“Skins Smooth as Plantain, Hearts Soft as Mango” by Ian Muneshwar is also about anger – the rising rage of the oppressed in pre-1962 colonial Guyana – hunger, and pain. Teenager Harry has a “beast in the folds of [his] gut” that makes him experience both hunger and pain whenever it wants. Harry also has dead mother issues. (Her ghost is part of his daily life, but this aspect of the story disappears and seems to become irrelevant). Pain is partly the result of his isolated existence as an Anglo-Indian. A member of a privileged class, he is not completely of it. This is nicely written with outstanding description (the food is so well portrayed it amounts to textual food porn) and characterization. The setting is exotic (and meaningful) and the beast is a truly nasty monster
Nightmare #61 has the usual duo of originals.
Cassandra Khaw, a writer whose name I hope you are beginning to know (and, if not: note it), deconstructs a typical campfire/urban/campus legend by offering several variations of it in “Don’t Turn On The Lights“. After all:
Stories are mongrels. It don’t matter whether they were lightning-cut into stone or whispered over the crackle of a dying flame; no story in the world has pedigree. They’ve all been told and retold so many times that not God himself could tell you which one came first. Yes, every story in creation.
Which, in a way, is what is both wondrous and damning about horror stories. They have all been told before. Whether a particular story is effective or not lies not only in the telling, but in the reader’s individuality. This one worked for me.
Joanna Parypinski attempts something interesting with “We Are Turning on a Spindle“. She combines a Jack Vance-ish Dying Earth scenario on a cosmic scale with fairy tale and the magic-existed-before-science-ruined-it-all trope. Hampered by inconsistent use of pseudo-archaic language, a bit of unfortunate thesaurus overuse, and muddy writing, Parypinski shows promise, but doesn’t quite succeed here.
One more: dark fantasy “Red Bark and Ambergris” by Kate Marshall (Beneath Ceaseless Skies #232) is complete and satisfying at under 7,000 words, but has the potential for expansion. The brutal world of the thrice-slain queen sketched here could be full of likely plotlines. Sarai has talent for scent-making that can evoke memories, but it will not help her escape the island she has been forced to live on. Poison-taming – a talent needed for any queen who has already “died” three times – might not return her home, but it will get her off the island and, perhaps, offer a chance for revenge against the ruler who is the ultimate cause of her misery, so she pursues the vocation despite the odds.

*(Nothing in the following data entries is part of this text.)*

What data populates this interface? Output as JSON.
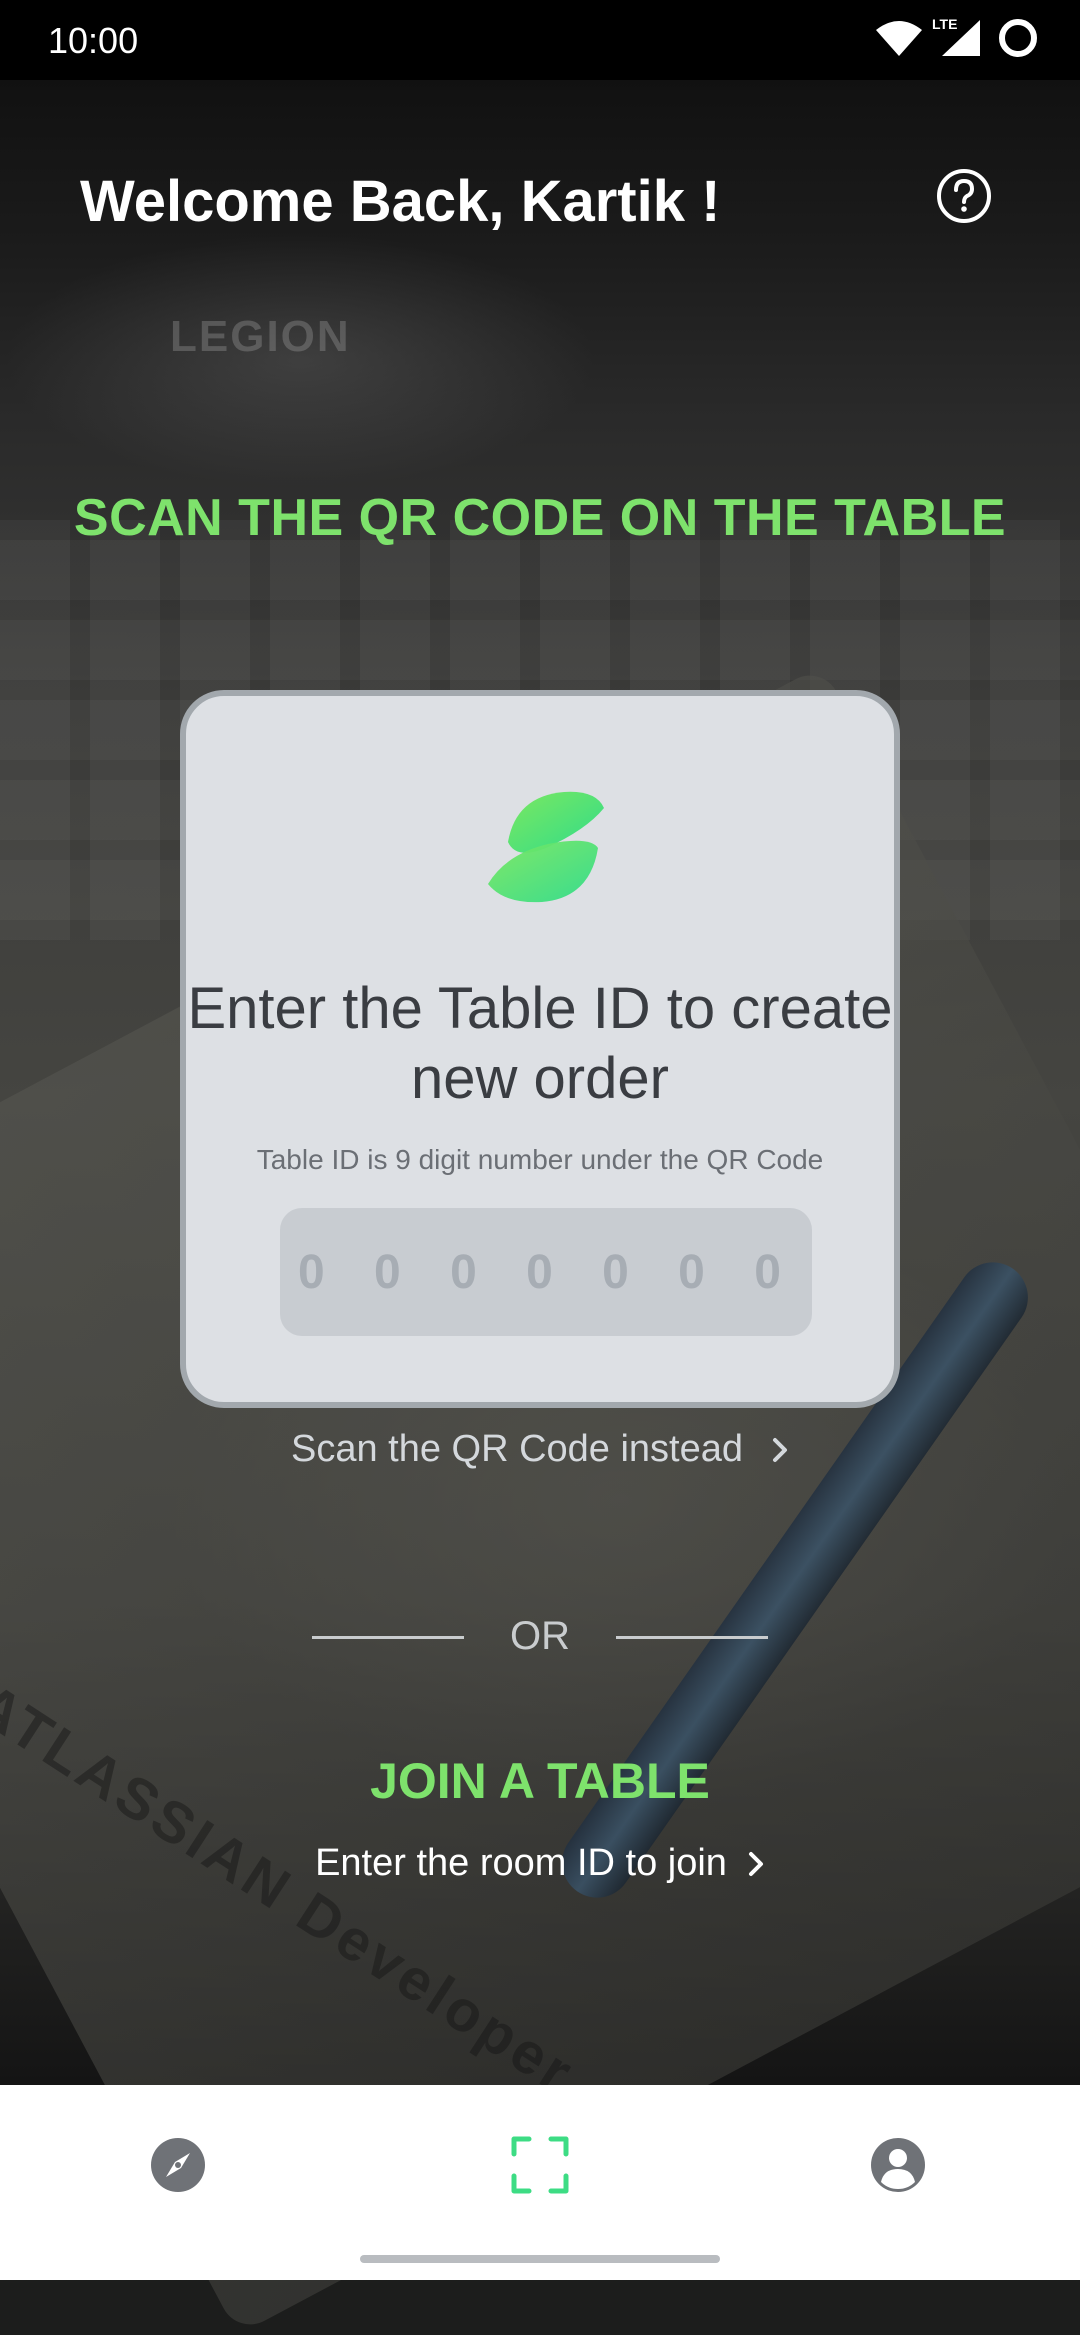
{
  "status_bar": {
    "time": "10:00",
    "network": "LTE",
    "icons": [
      "wifi-icon",
      "signal-icon",
      "battery-icon"
    ]
  },
  "header": {
    "welcome": "Welcome Back, Kartik !",
    "help_icon": "help-circle-icon"
  },
  "scan": {
    "title": "SCAN THE QR CODE ON THE TABLE"
  },
  "card": {
    "title": "Enter the Table ID to create new order",
    "hint": "Table ID is 9 digit number under the QR Code",
    "table_id_placeholder": "0 0 0 0 0 0 0 0 0",
    "table_id_value": ""
  },
  "scan_instead": {
    "label": "Scan the QR Code instead",
    "icon": "chevron-right-icon"
  },
  "divider": {
    "label": "OR"
  },
  "join": {
    "title": "JOIN A TABLE",
    "link": "Enter the room ID to join",
    "icon": "chevron-right-icon"
  },
  "background_text": {
    "laptop_brand": "LEGION",
    "notebook": "ATLASSIAN Developer"
  },
  "bottom_nav": {
    "items": [
      {
        "icon": "compass-icon",
        "active": false
      },
      {
        "icon": "scan-icon",
        "active": true
      },
      {
        "icon": "profile-icon",
        "active": false
      }
    ]
  },
  "colors": {
    "accent": "#7ee26c",
    "card_bg": "#dde0e4",
    "active_nav": "#3ddc84",
    "inactive_nav": "#6f7277"
  }
}
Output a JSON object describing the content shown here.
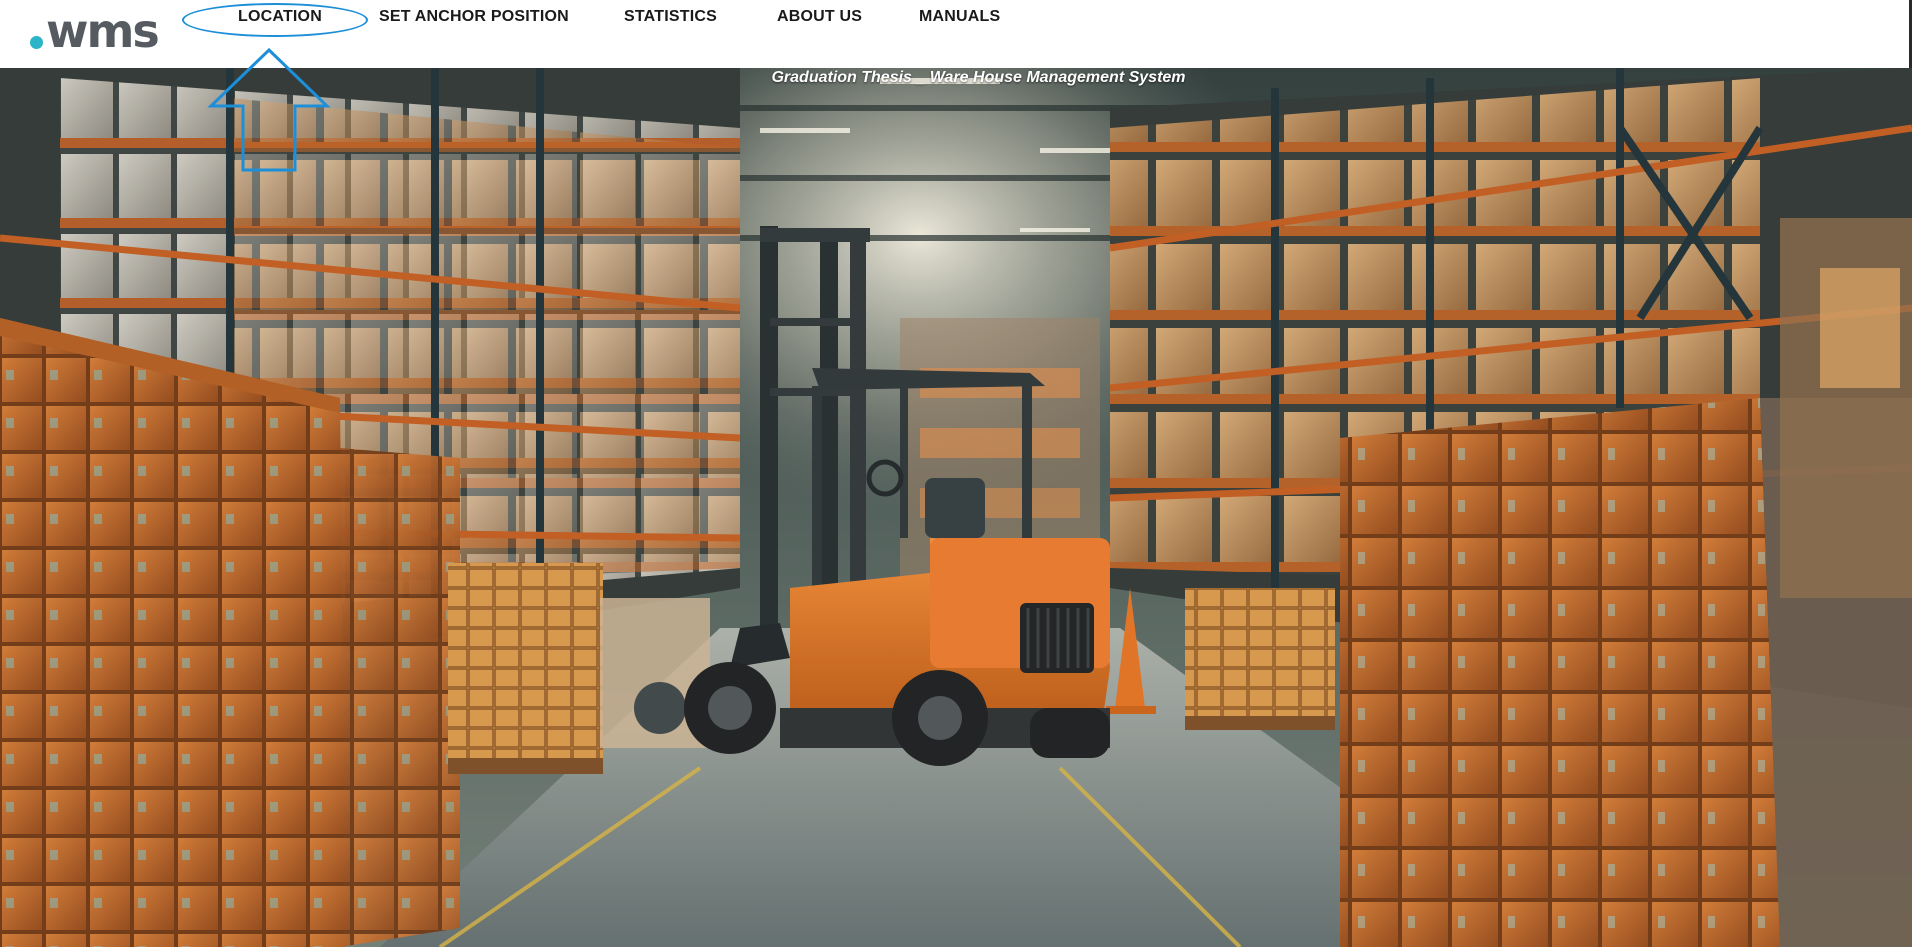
{
  "brand": {
    "logo_text": "wms",
    "accent_color": "#2bb3c8"
  },
  "nav": {
    "items": [
      {
        "label": "LOCATION",
        "highlighted": true
      },
      {
        "label": "SET ANCHOR POSITION"
      },
      {
        "label": "STATISTICS"
      },
      {
        "label": "ABOUT US"
      },
      {
        "label": "MANUALS"
      }
    ],
    "annotation_color": "#1d8fd8"
  },
  "hero": {
    "caption": "Graduation Thesis _ Ware House Management System",
    "image_subject": "warehouse aisle with orange forklift and stacked boxes"
  }
}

Sarai’s character is fleshed out well, as are the two others in the story. Both want something of her. Teacher Jarard wants her to master her true talent and live to be the daughter he never had. Nissa, the only one willing to help her become a poison-tamer, wants to rid the realm of the queen. Add Sarai’s mastering of poisons – nicely suspenseful, even riveting – and her clever decision, and it all combines for a good coming-of-age story.
Jusqu’à la prochaine fois.
Paula Guran has edited more than 40 science fiction, fantasy, and horror anthologies and more than 50 novels and collections featuring the same. She’s reviewed and written articles for dozens of publications. She lives in Akron, Ohio, near enough to her grandchildren to frequently be indulgent.
This review and more like it in the January 2018 issue of Locus.